The seasons and cycles of our planet are foreseeable; we understand this and plan accordingly. The same holds true for the cycles of our life. Times of abundance follow seasons of scarcity, seasons of pleasure follow times of discomfort. Christians that accept this reality plan for it and, in so doing, are prepared.
The same concept applies to spiritual warfare, and Scripture reveals this truth when believers study words carefully. Consider the Bible’s warning to Christians: “For we do not wrestle against flesh and blood” (Ephesians 6:12).
When one thinks of warfare, images of intense conflict fill the mind. There’s a starting point, a fight, and a conclusion – at which point the forces separate for a period. However, Scripture doesn’t use the word fight; it uses the word “wrestle” (πάλη / PAH-lay). Spiritual warfare resembles a wrestling match more than it does a boxing match. The opponents stay in contact during periods of intense maneuver, and during times of rest.
Wrestling matches aren’t a quick fight; they’re a prolonged struggle and an ongoing battle. Christians that understand the nature of this type of battle can plan their strategy accordingly.
Spiritual warfare is also cyclical; it comes and goes with the same degree of certainty as worldly seasons. The Bible gives an account of Satan tempting Jesus during His earthly ministry. Jesus prevailed (of course), but notice how the story ends:
The King James Bible tells us, “And when the devil had ended all the temptation, he departed from him for a season” (Luke 4:13, KJV). The New King James Bible tells us, “Now when the devil had ended every temptation, he departed from Him until an opportune time” (Luke 4:13, NKJV). Despite a small variation in words, the message is the same, and it’s important.

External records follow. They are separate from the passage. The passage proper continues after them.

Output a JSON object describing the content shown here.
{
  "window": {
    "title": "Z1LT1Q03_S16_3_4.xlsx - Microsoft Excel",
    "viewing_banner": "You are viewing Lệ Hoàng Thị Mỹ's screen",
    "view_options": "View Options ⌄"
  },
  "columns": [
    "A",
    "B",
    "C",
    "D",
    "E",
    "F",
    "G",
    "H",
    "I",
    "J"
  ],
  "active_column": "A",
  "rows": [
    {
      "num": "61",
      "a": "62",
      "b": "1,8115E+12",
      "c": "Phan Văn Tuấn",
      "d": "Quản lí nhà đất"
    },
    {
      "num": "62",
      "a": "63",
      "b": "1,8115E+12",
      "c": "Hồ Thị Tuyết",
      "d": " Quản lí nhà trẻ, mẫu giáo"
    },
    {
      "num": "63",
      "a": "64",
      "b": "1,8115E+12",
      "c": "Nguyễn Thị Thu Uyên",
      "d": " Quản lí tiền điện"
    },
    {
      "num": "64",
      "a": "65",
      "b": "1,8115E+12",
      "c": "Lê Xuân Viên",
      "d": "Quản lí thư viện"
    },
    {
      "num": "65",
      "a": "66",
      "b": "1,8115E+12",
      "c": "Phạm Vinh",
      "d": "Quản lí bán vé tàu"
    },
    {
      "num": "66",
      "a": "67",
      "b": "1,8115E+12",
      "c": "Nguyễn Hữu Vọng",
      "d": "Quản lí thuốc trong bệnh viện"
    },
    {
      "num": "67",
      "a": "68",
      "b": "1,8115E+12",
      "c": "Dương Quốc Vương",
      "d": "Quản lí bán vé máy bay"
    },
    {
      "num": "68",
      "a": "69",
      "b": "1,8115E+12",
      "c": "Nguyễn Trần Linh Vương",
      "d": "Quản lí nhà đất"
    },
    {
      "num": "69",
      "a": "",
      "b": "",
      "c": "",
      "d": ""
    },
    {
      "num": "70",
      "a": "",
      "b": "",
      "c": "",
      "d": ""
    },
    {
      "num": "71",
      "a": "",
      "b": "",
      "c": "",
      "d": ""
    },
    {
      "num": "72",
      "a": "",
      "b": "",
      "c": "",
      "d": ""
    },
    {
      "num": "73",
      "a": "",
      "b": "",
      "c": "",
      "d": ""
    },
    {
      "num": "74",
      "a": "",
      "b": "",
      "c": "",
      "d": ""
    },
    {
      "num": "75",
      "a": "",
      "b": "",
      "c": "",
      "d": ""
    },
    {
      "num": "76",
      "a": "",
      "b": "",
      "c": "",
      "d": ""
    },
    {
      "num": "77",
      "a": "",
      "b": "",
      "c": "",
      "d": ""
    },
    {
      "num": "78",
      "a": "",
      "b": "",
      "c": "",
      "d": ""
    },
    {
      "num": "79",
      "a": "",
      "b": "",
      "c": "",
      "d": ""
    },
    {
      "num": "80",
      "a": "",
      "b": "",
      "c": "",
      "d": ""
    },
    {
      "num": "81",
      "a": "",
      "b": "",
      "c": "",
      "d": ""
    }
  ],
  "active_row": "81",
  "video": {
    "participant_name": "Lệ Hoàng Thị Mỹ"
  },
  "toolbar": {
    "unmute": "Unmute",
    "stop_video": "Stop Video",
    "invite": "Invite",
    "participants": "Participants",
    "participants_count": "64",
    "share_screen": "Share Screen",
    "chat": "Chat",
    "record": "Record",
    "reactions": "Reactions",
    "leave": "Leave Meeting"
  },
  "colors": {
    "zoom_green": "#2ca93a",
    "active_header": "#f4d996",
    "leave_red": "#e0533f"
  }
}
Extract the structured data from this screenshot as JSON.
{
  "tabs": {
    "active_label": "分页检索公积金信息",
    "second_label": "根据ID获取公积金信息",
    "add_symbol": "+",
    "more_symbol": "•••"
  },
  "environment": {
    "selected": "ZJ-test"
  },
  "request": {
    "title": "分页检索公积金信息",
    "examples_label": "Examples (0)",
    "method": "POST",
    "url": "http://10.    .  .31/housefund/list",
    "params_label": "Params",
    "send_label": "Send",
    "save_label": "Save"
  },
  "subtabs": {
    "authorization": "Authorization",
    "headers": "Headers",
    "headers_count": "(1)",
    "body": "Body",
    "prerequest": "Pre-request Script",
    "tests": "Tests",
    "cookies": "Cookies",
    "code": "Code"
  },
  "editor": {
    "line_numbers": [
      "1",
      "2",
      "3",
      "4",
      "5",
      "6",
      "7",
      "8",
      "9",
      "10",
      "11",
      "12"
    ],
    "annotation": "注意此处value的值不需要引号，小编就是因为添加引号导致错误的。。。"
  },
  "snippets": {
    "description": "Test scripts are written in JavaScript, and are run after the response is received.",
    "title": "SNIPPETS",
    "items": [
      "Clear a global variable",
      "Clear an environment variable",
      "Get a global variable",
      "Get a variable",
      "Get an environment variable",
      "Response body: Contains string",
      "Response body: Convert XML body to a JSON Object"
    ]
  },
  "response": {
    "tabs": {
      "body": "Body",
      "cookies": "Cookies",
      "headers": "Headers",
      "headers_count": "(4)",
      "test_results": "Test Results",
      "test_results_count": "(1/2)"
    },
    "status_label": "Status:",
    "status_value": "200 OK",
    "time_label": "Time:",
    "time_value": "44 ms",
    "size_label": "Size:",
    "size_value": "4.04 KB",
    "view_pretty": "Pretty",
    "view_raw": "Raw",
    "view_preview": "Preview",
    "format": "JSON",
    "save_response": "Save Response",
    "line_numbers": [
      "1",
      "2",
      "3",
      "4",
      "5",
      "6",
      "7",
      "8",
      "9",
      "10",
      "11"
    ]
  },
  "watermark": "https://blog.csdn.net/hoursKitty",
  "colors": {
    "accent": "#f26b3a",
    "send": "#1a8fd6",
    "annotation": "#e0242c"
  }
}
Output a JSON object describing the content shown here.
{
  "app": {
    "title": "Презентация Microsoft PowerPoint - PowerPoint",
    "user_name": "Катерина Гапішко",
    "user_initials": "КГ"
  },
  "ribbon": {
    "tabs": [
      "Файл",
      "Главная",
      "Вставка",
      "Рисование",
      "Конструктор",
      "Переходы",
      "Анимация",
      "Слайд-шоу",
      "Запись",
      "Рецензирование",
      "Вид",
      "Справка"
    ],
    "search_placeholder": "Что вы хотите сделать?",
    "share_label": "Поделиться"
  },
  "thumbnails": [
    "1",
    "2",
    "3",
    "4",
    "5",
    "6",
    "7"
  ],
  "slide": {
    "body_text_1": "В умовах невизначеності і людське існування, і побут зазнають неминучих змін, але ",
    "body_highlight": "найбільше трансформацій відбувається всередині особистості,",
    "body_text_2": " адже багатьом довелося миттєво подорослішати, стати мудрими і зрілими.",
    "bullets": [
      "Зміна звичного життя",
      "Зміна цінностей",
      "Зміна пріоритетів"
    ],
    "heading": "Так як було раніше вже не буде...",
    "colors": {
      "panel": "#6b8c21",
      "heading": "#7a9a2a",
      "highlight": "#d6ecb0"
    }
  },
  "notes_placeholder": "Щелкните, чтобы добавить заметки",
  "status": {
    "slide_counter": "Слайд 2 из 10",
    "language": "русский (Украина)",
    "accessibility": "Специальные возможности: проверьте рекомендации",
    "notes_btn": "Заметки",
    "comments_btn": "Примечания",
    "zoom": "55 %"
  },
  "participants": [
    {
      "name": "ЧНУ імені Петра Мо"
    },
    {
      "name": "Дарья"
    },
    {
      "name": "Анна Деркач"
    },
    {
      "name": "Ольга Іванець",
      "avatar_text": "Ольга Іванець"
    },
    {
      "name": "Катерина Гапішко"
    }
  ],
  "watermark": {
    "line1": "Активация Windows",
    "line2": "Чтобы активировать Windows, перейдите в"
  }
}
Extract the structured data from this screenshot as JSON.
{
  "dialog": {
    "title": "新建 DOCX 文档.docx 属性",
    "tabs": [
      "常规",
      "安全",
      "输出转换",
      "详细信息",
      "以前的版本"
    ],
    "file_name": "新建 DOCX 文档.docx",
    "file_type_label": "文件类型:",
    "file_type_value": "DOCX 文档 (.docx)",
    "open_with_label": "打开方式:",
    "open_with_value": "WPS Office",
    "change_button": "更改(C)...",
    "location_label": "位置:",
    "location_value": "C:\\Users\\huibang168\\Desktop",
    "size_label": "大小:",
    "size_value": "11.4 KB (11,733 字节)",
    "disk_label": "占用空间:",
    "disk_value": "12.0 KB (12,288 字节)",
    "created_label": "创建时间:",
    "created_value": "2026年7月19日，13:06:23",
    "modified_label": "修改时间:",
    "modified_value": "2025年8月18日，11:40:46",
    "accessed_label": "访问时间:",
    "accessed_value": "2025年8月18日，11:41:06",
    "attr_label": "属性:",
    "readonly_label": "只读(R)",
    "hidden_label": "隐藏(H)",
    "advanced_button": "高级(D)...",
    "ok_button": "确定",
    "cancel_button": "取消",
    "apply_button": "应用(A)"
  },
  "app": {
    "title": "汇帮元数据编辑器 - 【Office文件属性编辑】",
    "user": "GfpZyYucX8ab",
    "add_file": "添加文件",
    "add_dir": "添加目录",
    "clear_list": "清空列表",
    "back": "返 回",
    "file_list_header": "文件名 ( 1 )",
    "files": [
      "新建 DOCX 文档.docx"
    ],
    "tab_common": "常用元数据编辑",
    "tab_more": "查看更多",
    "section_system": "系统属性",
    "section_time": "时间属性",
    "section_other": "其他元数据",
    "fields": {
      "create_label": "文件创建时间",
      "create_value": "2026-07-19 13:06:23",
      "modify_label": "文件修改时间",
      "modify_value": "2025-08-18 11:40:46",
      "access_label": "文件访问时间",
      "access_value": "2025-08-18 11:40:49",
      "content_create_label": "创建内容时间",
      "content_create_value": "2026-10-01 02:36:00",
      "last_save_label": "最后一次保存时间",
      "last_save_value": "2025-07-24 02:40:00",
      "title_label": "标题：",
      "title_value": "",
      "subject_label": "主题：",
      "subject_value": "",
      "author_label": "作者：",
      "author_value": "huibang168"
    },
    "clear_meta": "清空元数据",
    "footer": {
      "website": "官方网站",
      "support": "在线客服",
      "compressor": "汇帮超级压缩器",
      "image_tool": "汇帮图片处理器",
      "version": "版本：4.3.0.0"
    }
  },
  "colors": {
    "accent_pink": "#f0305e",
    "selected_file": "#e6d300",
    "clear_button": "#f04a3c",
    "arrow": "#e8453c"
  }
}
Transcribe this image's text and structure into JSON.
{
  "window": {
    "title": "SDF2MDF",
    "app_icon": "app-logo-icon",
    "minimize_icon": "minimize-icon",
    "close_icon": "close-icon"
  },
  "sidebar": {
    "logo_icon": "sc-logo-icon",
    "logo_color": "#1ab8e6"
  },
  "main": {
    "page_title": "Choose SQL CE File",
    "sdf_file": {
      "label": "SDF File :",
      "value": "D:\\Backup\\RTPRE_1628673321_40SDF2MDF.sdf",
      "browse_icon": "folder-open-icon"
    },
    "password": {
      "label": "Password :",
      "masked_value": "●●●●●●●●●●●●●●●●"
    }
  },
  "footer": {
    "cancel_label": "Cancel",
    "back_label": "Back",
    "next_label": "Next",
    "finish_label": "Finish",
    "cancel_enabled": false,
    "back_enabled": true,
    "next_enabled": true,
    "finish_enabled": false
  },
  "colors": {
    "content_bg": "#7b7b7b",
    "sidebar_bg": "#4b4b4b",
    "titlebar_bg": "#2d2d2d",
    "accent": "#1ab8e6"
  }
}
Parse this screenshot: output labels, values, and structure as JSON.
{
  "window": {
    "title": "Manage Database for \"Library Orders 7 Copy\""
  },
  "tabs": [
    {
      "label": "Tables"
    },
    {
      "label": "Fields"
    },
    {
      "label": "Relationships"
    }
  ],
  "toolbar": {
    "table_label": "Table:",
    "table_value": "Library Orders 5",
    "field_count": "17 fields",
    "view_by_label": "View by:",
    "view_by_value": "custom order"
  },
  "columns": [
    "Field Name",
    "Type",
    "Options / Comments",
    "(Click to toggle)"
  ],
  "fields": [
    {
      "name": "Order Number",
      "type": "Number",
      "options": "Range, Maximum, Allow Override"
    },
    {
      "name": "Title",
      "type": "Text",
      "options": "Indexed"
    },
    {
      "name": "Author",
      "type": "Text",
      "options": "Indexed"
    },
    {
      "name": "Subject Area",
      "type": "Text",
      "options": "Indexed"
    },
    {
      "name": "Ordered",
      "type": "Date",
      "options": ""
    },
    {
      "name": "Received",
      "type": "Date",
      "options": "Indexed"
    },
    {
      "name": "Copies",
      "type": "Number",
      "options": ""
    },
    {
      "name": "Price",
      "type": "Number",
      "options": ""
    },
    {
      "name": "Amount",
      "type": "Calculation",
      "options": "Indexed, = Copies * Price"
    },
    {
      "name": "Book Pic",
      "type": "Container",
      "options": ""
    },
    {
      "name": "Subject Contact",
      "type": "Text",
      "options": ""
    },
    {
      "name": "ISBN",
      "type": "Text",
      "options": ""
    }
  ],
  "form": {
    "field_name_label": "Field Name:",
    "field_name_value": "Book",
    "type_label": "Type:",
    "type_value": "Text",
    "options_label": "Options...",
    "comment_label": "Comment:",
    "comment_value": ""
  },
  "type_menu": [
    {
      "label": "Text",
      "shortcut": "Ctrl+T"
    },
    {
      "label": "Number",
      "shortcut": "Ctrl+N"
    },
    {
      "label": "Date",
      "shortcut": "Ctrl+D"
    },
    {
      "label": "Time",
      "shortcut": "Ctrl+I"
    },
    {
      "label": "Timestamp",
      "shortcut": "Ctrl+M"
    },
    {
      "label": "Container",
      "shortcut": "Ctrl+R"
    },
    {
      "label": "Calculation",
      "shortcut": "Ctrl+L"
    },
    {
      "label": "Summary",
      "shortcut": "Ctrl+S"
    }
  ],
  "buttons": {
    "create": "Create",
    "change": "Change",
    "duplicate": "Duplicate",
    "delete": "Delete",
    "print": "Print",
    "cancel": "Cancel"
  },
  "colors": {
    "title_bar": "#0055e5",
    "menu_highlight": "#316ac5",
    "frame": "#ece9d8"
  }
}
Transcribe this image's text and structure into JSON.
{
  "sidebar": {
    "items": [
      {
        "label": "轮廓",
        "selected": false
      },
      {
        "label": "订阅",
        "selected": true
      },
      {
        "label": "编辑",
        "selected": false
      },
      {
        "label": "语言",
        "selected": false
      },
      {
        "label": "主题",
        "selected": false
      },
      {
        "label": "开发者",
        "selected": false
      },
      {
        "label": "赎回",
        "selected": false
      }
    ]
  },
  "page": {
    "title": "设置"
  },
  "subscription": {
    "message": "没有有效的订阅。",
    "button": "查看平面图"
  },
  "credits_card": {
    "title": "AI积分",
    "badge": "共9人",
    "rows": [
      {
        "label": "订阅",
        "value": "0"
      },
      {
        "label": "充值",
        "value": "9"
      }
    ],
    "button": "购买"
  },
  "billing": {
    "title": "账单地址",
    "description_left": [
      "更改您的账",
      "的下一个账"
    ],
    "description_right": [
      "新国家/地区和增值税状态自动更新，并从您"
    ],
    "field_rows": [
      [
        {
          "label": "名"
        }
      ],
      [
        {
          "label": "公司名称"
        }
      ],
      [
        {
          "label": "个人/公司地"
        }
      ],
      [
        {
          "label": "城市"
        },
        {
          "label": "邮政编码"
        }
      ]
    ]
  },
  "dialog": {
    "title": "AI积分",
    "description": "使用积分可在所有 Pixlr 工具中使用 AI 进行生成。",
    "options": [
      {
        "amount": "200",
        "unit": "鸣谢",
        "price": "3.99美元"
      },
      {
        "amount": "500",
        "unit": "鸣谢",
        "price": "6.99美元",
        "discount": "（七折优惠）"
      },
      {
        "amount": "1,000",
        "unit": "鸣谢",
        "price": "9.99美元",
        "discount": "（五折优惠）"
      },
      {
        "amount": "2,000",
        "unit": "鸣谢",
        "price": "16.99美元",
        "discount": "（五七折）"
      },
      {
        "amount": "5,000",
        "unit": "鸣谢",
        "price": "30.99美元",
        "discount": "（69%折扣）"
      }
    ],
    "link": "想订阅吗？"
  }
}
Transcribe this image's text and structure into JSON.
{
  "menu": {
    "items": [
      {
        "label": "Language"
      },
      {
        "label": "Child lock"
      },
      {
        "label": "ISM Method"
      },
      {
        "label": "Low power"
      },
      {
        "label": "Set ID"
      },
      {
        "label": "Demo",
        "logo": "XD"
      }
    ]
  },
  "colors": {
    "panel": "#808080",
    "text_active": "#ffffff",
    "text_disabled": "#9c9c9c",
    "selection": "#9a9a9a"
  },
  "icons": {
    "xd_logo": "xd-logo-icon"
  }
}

In biblical terms, a season reveals two immediate realities: it’s a finite, temporary span of time, and it will return in the future. It also tells us Satan will return at “an opportune time” … for him. Satan’s opportune time will always be the worst time for us.
Christians accepting this reality will plan accordingly, and not pity themselves. Assuredly, they will be stronger as a result of their efforts.